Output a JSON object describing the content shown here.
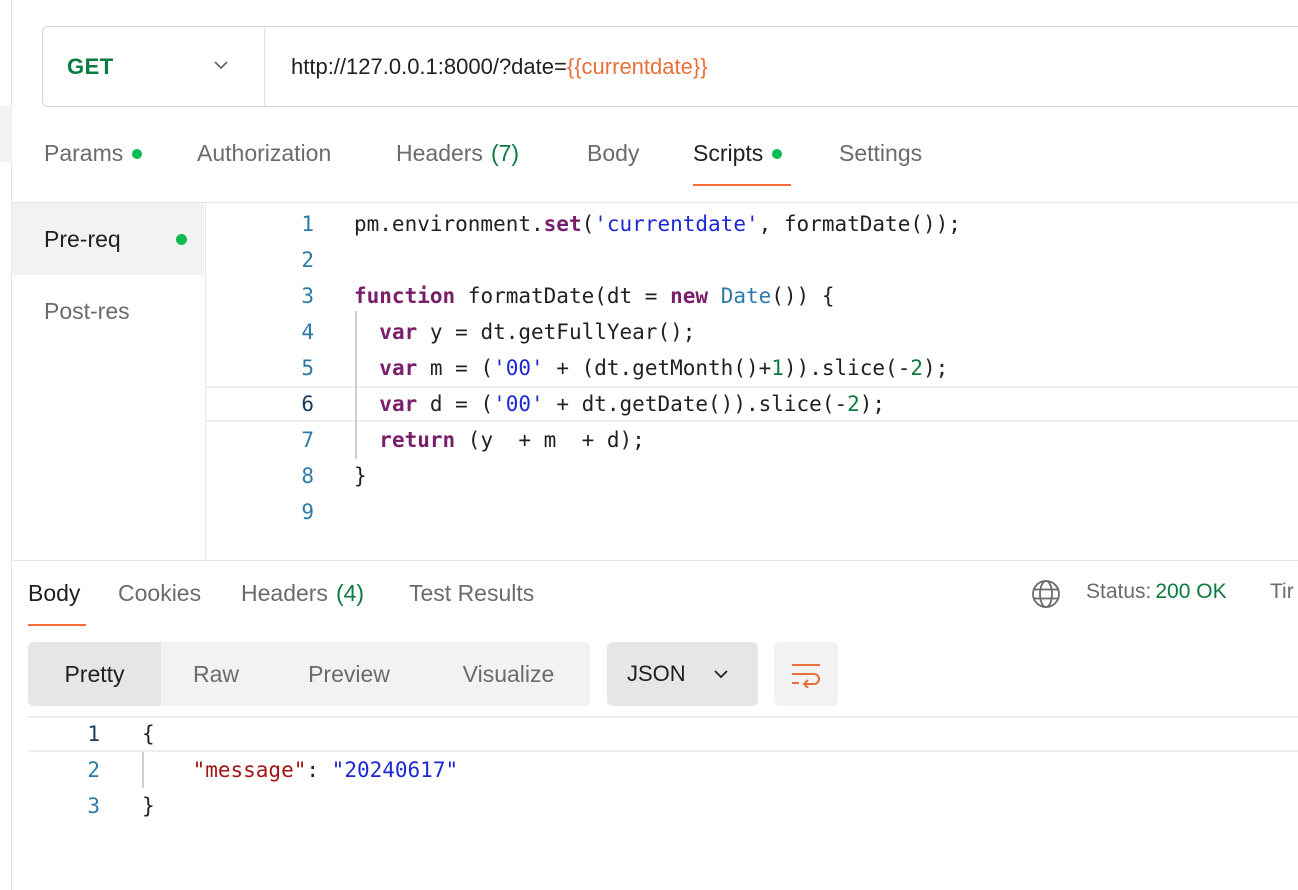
{
  "request": {
    "method": "GET",
    "url_prefix": "http://127.0.0.1:8000/?date=",
    "url_variable": "{{currentdate}}"
  },
  "request_tabs": [
    {
      "label": "Params",
      "dot": true,
      "count": ""
    },
    {
      "label": "Authorization",
      "dot": false,
      "count": ""
    },
    {
      "label": "Headers",
      "dot": false,
      "count": "(7)"
    },
    {
      "label": "Body",
      "dot": false,
      "count": ""
    },
    {
      "label": "Scripts",
      "dot": true,
      "count": "",
      "active": true
    },
    {
      "label": "Settings",
      "dot": false,
      "count": ""
    }
  ],
  "script_tabs": [
    {
      "label": "Pre-req",
      "active": true,
      "dot": true
    },
    {
      "label": "Post-res",
      "active": false,
      "dot": false
    }
  ],
  "editor": {
    "current_line": 6,
    "lines": [
      [
        [
          "t",
          "pm.environment."
        ],
        [
          "fn",
          "set"
        ],
        [
          "t",
          "("
        ],
        [
          "str",
          "'currentdate'"
        ],
        [
          "t",
          ", formatDate());"
        ]
      ],
      [],
      [
        [
          "kw",
          "function"
        ],
        [
          "t",
          " formatDate(dt = "
        ],
        [
          "kw",
          "new"
        ],
        [
          "t",
          " "
        ],
        [
          "typ",
          "Date"
        ],
        [
          "t",
          "()) {"
        ]
      ],
      [
        [
          "t",
          "  "
        ],
        [
          "kw",
          "var"
        ],
        [
          "t",
          " y = dt.getFullYear();"
        ]
      ],
      [
        [
          "t",
          "  "
        ],
        [
          "kw",
          "var"
        ],
        [
          "t",
          " m = ("
        ],
        [
          "str",
          "'00'"
        ],
        [
          "t",
          " + (dt.getMonth()+"
        ],
        [
          "num",
          "1"
        ],
        [
          "t",
          ")).slice(-"
        ],
        [
          "num",
          "2"
        ],
        [
          "t",
          ");"
        ]
      ],
      [
        [
          "t",
          "  "
        ],
        [
          "kw",
          "var"
        ],
        [
          "t",
          " d = ("
        ],
        [
          "str",
          "'00'"
        ],
        [
          "t",
          " + dt.getDate()).slice(-"
        ],
        [
          "num",
          "2"
        ],
        [
          "t",
          ");"
        ]
      ],
      [
        [
          "t",
          "  "
        ],
        [
          "kw",
          "return"
        ],
        [
          "t",
          " (y  + m  + d);"
        ]
      ],
      [
        [
          "t",
          "}"
        ]
      ],
      []
    ]
  },
  "response_tabs": [
    {
      "label": "Body",
      "count": "",
      "active": true
    },
    {
      "label": "Cookies",
      "count": ""
    },
    {
      "label": "Headers",
      "count": "(4)"
    },
    {
      "label": "Test Results",
      "count": ""
    }
  ],
  "response_meta": {
    "globe_icon": "globe-icon",
    "status_label": "Status:",
    "status_value": "200 OK",
    "time_label": "Tir"
  },
  "view_modes": [
    {
      "label": "Pretty",
      "active": true
    },
    {
      "label": "Raw"
    },
    {
      "label": "Preview"
    },
    {
      "label": "Visualize"
    }
  ],
  "format_select": {
    "value": "JSON"
  },
  "response_body": {
    "current_line": 1,
    "lines": [
      [
        [
          "t",
          "{"
        ]
      ],
      [
        [
          "t",
          "    "
        ],
        [
          "jkey",
          "\"message\""
        ],
        [
          "t",
          ": "
        ],
        [
          "jstr",
          "\"20240617\""
        ]
      ],
      [
        [
          "t",
          "}"
        ]
      ]
    ]
  },
  "colors": {
    "accent": "#ff6c37",
    "method_green": "#0b7a3e",
    "dot_green": "#0cbb52",
    "variable_orange": "#e8703a"
  }
}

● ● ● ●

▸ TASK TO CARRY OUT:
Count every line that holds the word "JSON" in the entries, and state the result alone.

▸ OUTPUT FOR THIS EXERCISE:
2